Visualizing decimal value, binary encoded by digital outputs of Arduino


The digital outputs 1 – 4 of my Arduino UNO represent the binary value of a decimal number in the range form 0 to 15 (called a "Binary Coded Decimal (BCD)"). e.g. if digital outputs 1 and 4 are HIGH and the second and third are LOW, that would represent the binary value "1001", which in turn represents the decimal value "9".

Now, i want to visualize this decimal value in some way.

My first thought was to build a logical network with four inputs (the values coming out of the four digital outputs of the UNO) and 16 outputs, connected to LEDs. Depending on the coded decimal value, the corresponding output is HIGH / "1" / x Volt and the other ones are LOW / "0" / 0 Volt. e.g. if the four digital outputs of the UNO represent the binary value "1001", so the decimal value „9“, then the 9th output of the network should be HIGH, and its connected LED on and the other outputs should be LOW and their connected LEDs off. The network would be build by AND-, OR and NOT-gates, which in turn would be build with transistors. Now, however, I realized that this approach would be really complicated.

Does anyone have a better idea? I think about an electric component, which implements exactly the functionality of the logical network, described above. Or a two digit LED display, which implements the same functionality, but additionally displays the encoded decimal value.

Please consider, that I only have basic knowledge, skills, and experience in electronic. And further consider, that whatever solution you are offering my, it must be able to implement it with just four digital outputs of the UNO. The other ones are needed for further tasks.

Thanks in advance for any replies!

Why don't you simply let the Arduino do exactly that?

And if you don't have enough pins, use a second Arduino (Nano's and Pro Mini's are dirt cheap) or a cheap pin expander or even a I2C display.

How about two 50-cent shift registers connected to two 7-segment displays, use 3 Uno pins and shift out what ever data you want displayed? Each can show 0,1,2,3,4,5,6,7,8,9,A,b,C,d,E,F.
Or you can have 8 LEDs on shift register, each group of 4 can represent your 0b0000 to 0b1111 data if you feel like interpreting binary all the time. I find hex much quicker.

If you need more digits, can use a MAX7219 and up to 8 7-segment displays for even more info.

Seems like there's already a chip for that, BCD in -> 1 of 10 out, (74xx ?).

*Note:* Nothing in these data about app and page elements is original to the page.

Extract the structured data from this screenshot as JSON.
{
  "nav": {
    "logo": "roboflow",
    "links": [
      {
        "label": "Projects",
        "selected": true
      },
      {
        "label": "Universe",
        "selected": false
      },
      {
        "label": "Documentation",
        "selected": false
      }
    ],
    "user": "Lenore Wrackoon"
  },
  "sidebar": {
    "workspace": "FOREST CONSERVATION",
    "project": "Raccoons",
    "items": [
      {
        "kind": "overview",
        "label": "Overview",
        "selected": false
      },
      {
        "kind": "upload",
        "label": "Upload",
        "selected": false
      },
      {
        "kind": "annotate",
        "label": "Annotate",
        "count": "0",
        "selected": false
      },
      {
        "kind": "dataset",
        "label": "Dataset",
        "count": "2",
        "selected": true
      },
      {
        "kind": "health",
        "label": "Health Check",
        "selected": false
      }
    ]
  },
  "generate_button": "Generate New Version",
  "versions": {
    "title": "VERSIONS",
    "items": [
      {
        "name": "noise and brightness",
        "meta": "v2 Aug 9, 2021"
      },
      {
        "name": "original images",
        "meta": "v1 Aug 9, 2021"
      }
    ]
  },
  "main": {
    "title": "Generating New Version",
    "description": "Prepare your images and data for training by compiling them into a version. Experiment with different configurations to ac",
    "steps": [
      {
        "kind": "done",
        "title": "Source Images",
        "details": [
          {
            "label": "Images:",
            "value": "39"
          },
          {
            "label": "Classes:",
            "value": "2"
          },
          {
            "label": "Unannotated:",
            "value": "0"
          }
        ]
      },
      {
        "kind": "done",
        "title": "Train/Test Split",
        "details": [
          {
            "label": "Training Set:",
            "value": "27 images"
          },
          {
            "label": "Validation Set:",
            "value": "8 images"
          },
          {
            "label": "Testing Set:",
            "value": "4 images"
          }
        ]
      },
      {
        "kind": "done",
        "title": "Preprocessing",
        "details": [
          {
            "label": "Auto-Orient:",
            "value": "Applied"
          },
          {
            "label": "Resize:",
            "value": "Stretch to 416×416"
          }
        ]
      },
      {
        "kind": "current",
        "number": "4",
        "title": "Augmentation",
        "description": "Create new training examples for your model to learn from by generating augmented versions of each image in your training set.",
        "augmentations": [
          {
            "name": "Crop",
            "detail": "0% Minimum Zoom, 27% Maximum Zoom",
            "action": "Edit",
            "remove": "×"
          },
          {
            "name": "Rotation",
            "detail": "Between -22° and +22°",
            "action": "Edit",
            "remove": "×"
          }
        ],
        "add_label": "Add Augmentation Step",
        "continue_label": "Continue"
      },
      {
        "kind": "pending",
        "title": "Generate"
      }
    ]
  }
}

What's easier - seeing a number, or counting which LED out of 10 is turned on? I'd rather just see a number.

To add to that, there are BCD to 7-segment drivers like a 4511.